There’s all the familiar Marillion elements here tonight. Big powerful rhythms, technical wizardry, huge epic songs that go on long journeys, many based on real life events, and containing many movements– just when you think a climax is about to be reached, there’s a shift in tempo and style and the pleasure is prolonged.
The orchestra shone on the emotions of ‘Fantastic Place’ and ‘Estonia’, however were occasionally buried with the rest of the band for large parts, especially on ‘Season’s End’ where they were almost undetectable until the finale. The re-workings are really gorgeous though, the songs not on the album also receiving new arrangements for this tour.
‘Ocean Cloud’ was beefed up dramatically, enhanced by a stunning backdrop. ‘Hollow Man’ and ‘The Great Escape’, detached from the concept album ‘Brave’ had a huge impact when isolated from their original context. You don’t need to know anything about the songs to enjoy this show however, in turn soothing, disturbing, thrilling and only occasionally losing pace.
A stunning version of ‘Separated Out’ appeared for the encore, mashed up with Led Zeppelin’s ‘Kashmir’ got the whole crowd on its feet.

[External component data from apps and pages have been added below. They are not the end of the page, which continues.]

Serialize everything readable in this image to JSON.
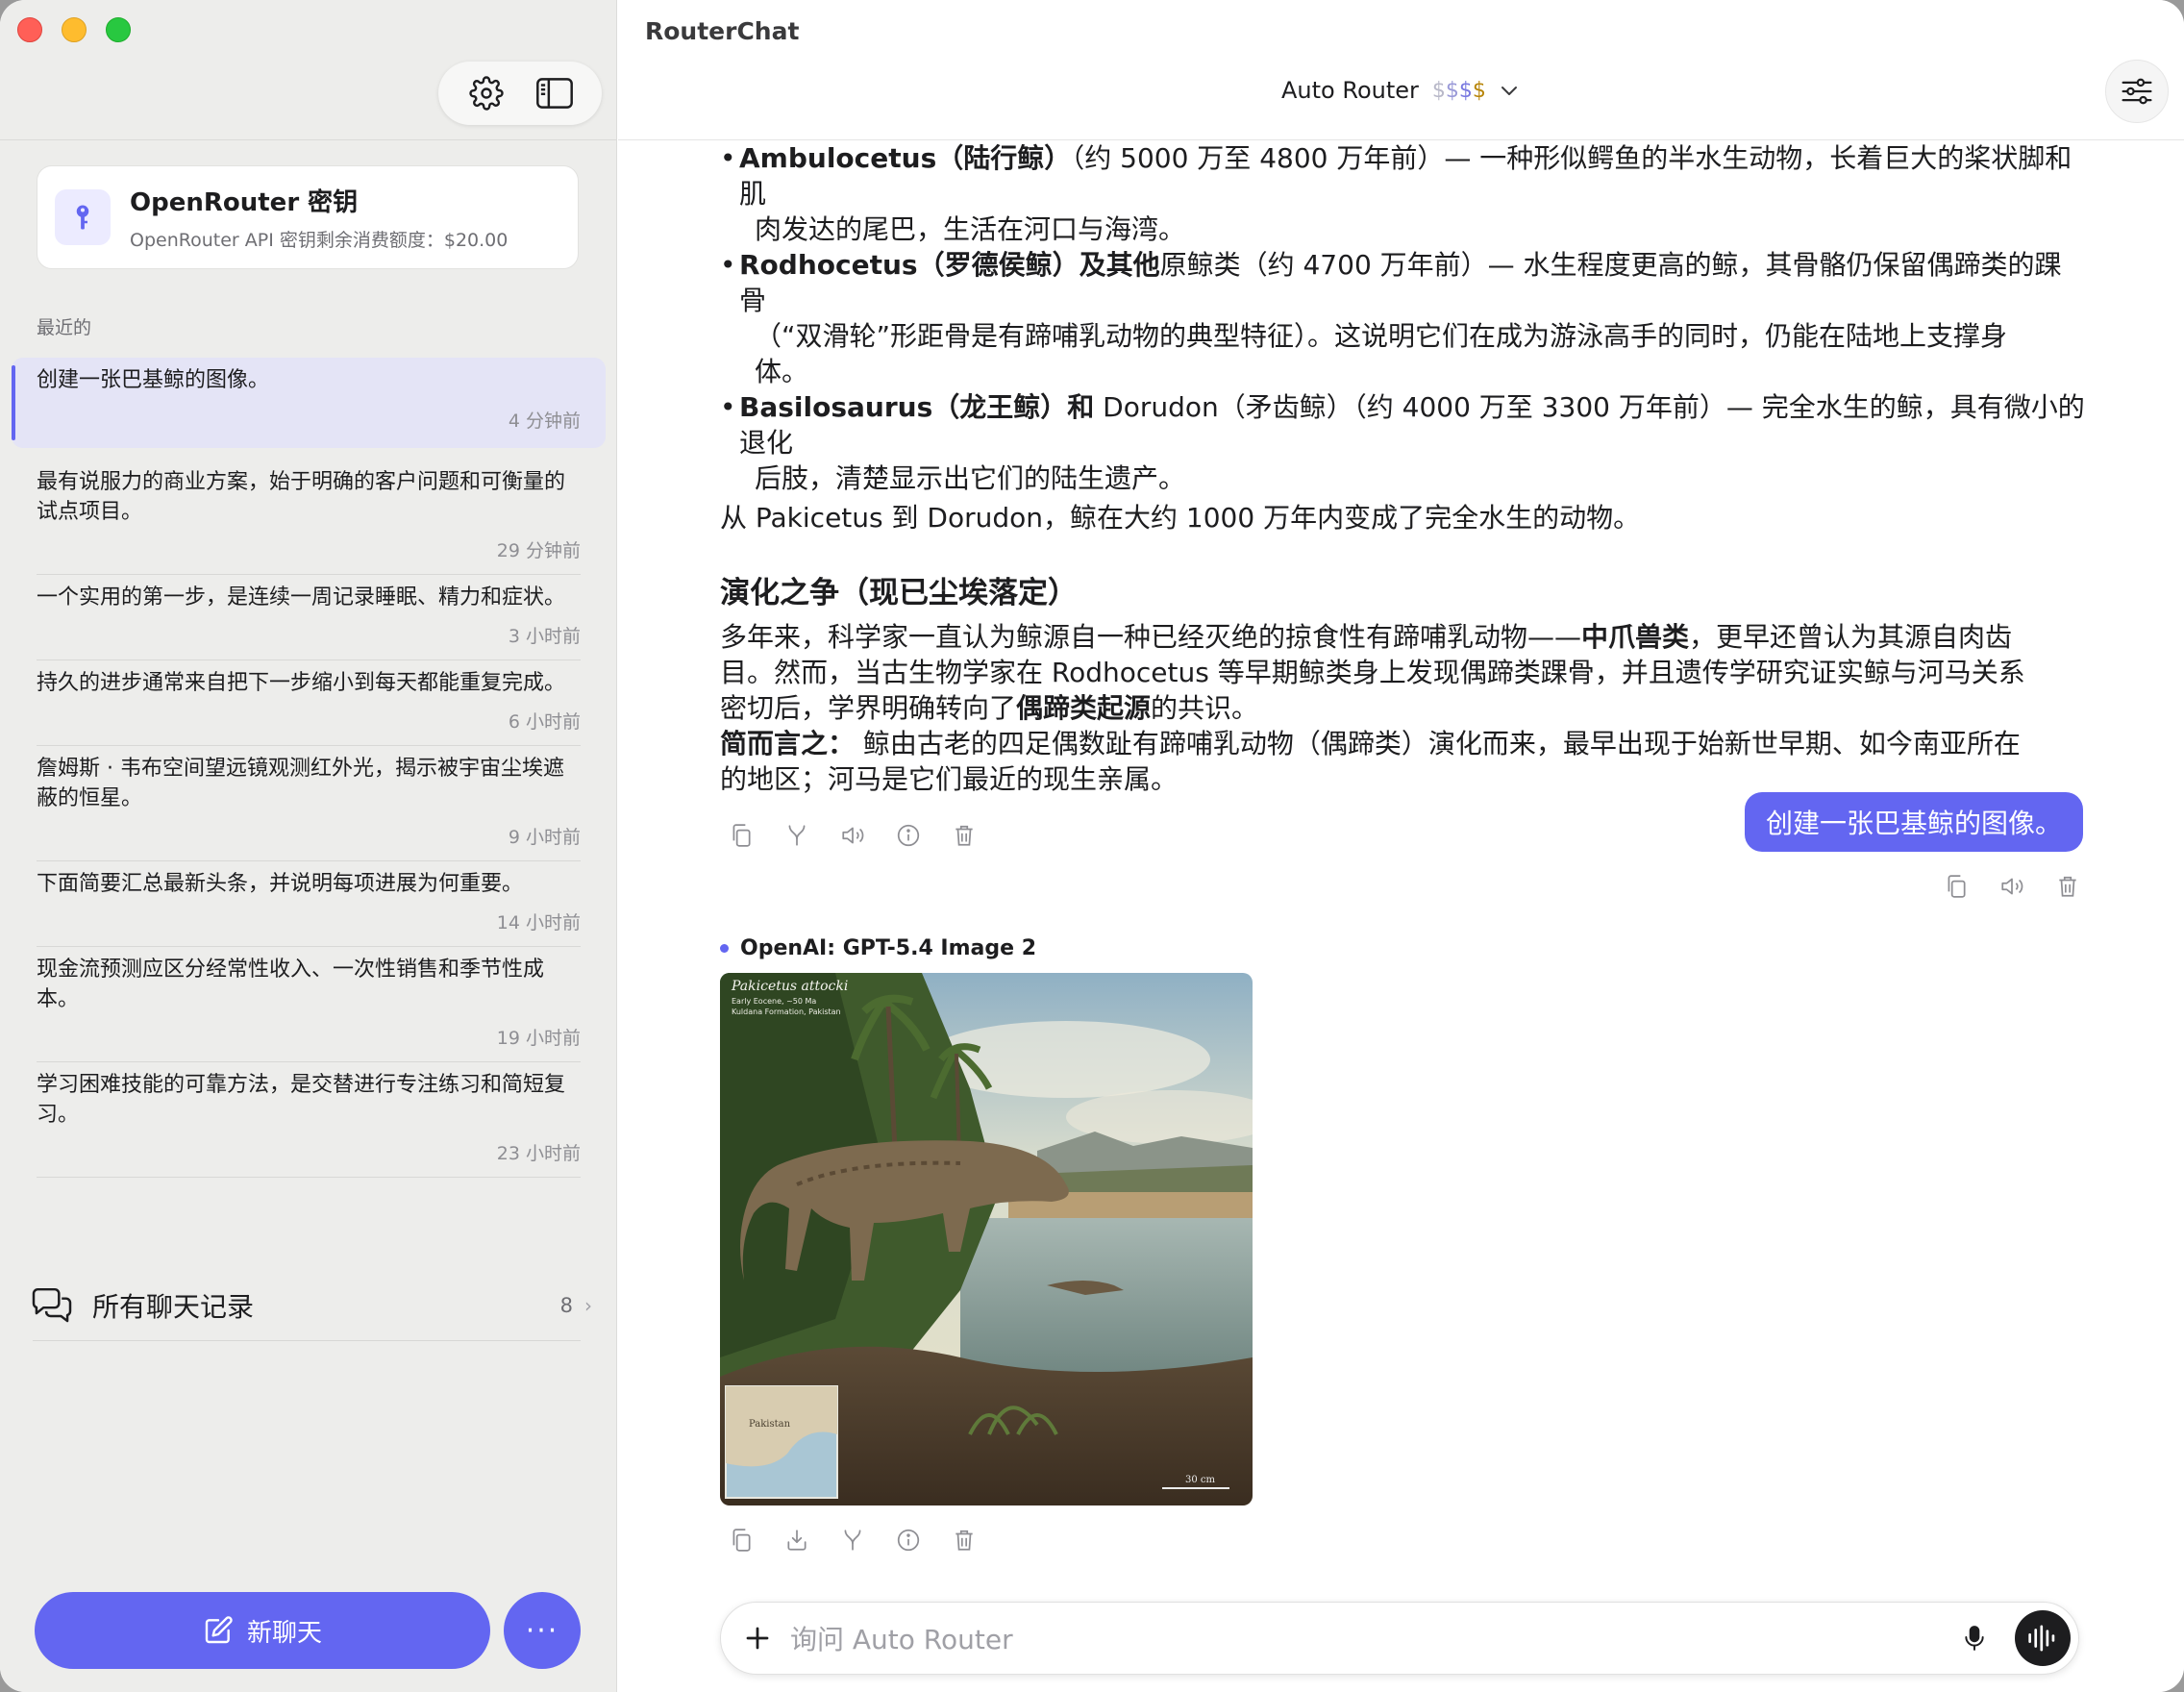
{
  "window": {
    "app_title": "RouterChat"
  },
  "sidebar": {
    "key_card": {
      "title": "OpenRouter 密钥",
      "subtitle": "OpenRouter API 密钥剩余消费额度：$20.00"
    },
    "recent_label": "最近的",
    "conversations": [
      {
        "title": "创建一张巴基鲸的图像。",
        "time": "4 分钟前",
        "active": true
      },
      {
        "title": "最有说服力的商业方案，始于明确的客户问题和可衡量的试点项目。",
        "time": "29 分钟前"
      },
      {
        "title": "一个实用的第一步，是连续一周记录睡眠、精力和症状。",
        "time": "3 小时前"
      },
      {
        "title": "持久的进步通常来自把下一步缩小到每天都能重复完成。",
        "time": "6 小时前"
      },
      {
        "title": "詹姆斯 · 韦布空间望远镜观测红外光，揭示被宇宙尘埃遮蔽的恒星。",
        "time": "9 小时前"
      },
      {
        "title": "下面简要汇总最新头条，并说明每项进展为何重要。",
        "time": "14 小时前"
      },
      {
        "title": "现金流预测应区分经常性收入、一次性销售和季节性成本。",
        "time": "19 小时前"
      },
      {
        "title": "学习困难技能的可靠方法，是交替进行专注练习和简短复习。",
        "time": "23 小时前"
      }
    ],
    "all_chats": {
      "label": "所有聊天记录",
      "count": "8"
    },
    "new_chat_label": "新聊天",
    "more_label": "···"
  },
  "header": {
    "model_name": "Auto Router",
    "price": [
      "$",
      "$",
      "$",
      "$"
    ]
  },
  "message": {
    "b1_bold": "Ambulocetus（陆行鲸）",
    "b1_rest": "（约 5000 万至 4800 万年前）— 一种形似鳄鱼的半水生动物，长着巨大的桨状脚和肌",
    "b1_cont": "肉发达的尾巴，生活在河口与海湾。",
    "b2_bold": "Rodhocetus（罗德侯鲸）及其他",
    "b2_rest": "原鲸类（约 4700 万年前）— 水生程度更高的鲸，其骨骼仍保留偶蹄类的踝骨",
    "b2_cont1": "（“双滑轮”形距骨是有蹄哺乳动物的典型特征）。这说明它们在成为游泳高手的同时，仍能在陆地上支撑身",
    "b2_cont2": "体。",
    "b3_bold": "Basilosaurus（龙王鲸）和",
    "b3_rest": " Dorudon（矛齿鲸）（约 4000 万至 3300 万年前）— 完全水生的鲸，具有微小的退化",
    "b3_cont": "后肢，清楚显示出它们的陆生遗产。",
    "summary_line": "从 Pakicetus 到 Dorudon，鲸在大约 1000 万年内变成了完全水生的动物。",
    "heading": "演化之争（现已尘埃落定）",
    "p1_a": "多年来，科学家一直认为鲸源自一种已经灭绝的掠食性有蹄哺乳动物——",
    "p1_bold": "中爪兽类",
    "p1_b": "，更早还曾认为其源自肉齿",
    "p1_line2": "目。然而，当古生物学家在 Rodhocetus 等早期鲸类身上发现偶蹄类踝骨，并且遗传学研究证实鲸与河马关系",
    "p1_line3_a": "密切后，学界明确转向了",
    "p1_line3_bold": "偶蹄类起源",
    "p1_line3_b": "的共识。",
    "p2_bold": "简而言之：",
    "p2_rest": " 鲸由古老的四足偶数趾有蹄哺乳动物（偶蹄类）演化而来，最早出现于始新世早期、如今南亚所在",
    "p2_line2": "的地区；河马是它们最近的现生亲属。"
  },
  "user_message": "创建一张巴基鲸的图像。",
  "response_model": "OpenAI: GPT-5.4 Image 2",
  "image": {
    "caption_title": "Pakicetus attocki",
    "caption_line1": "Early Eocene, ~50 Ma",
    "caption_line2": "Kuldana Formation, Pakistan",
    "map_label": "Pakistan",
    "scale_label": "30 cm"
  },
  "input": {
    "placeholder": "询问 Auto Router"
  },
  "colors": {
    "accent": "#6366f1",
    "sidebar_bg": "#ededeb"
  }
}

The encore game could have gone on all night according to h, who explained that the band would like to do four encores but “the venue charges £1750 for every minute past eleven, which frankly makes us nervous”.
Rightly so as the final song racks up at well over fifteen minutes, the autobiographical ‘This Strange Engine’, for an explosive finish.
A Marillion show is an extremely effective form of therapy. We make our way home in this freezing cold night, basking in the afterglow, hoping that the Royal Albert Hall becomes a regular tour fixture for the future.
Sky Above The Rain
The Great Escape
Afraid Of Sunlight
This Strange Engine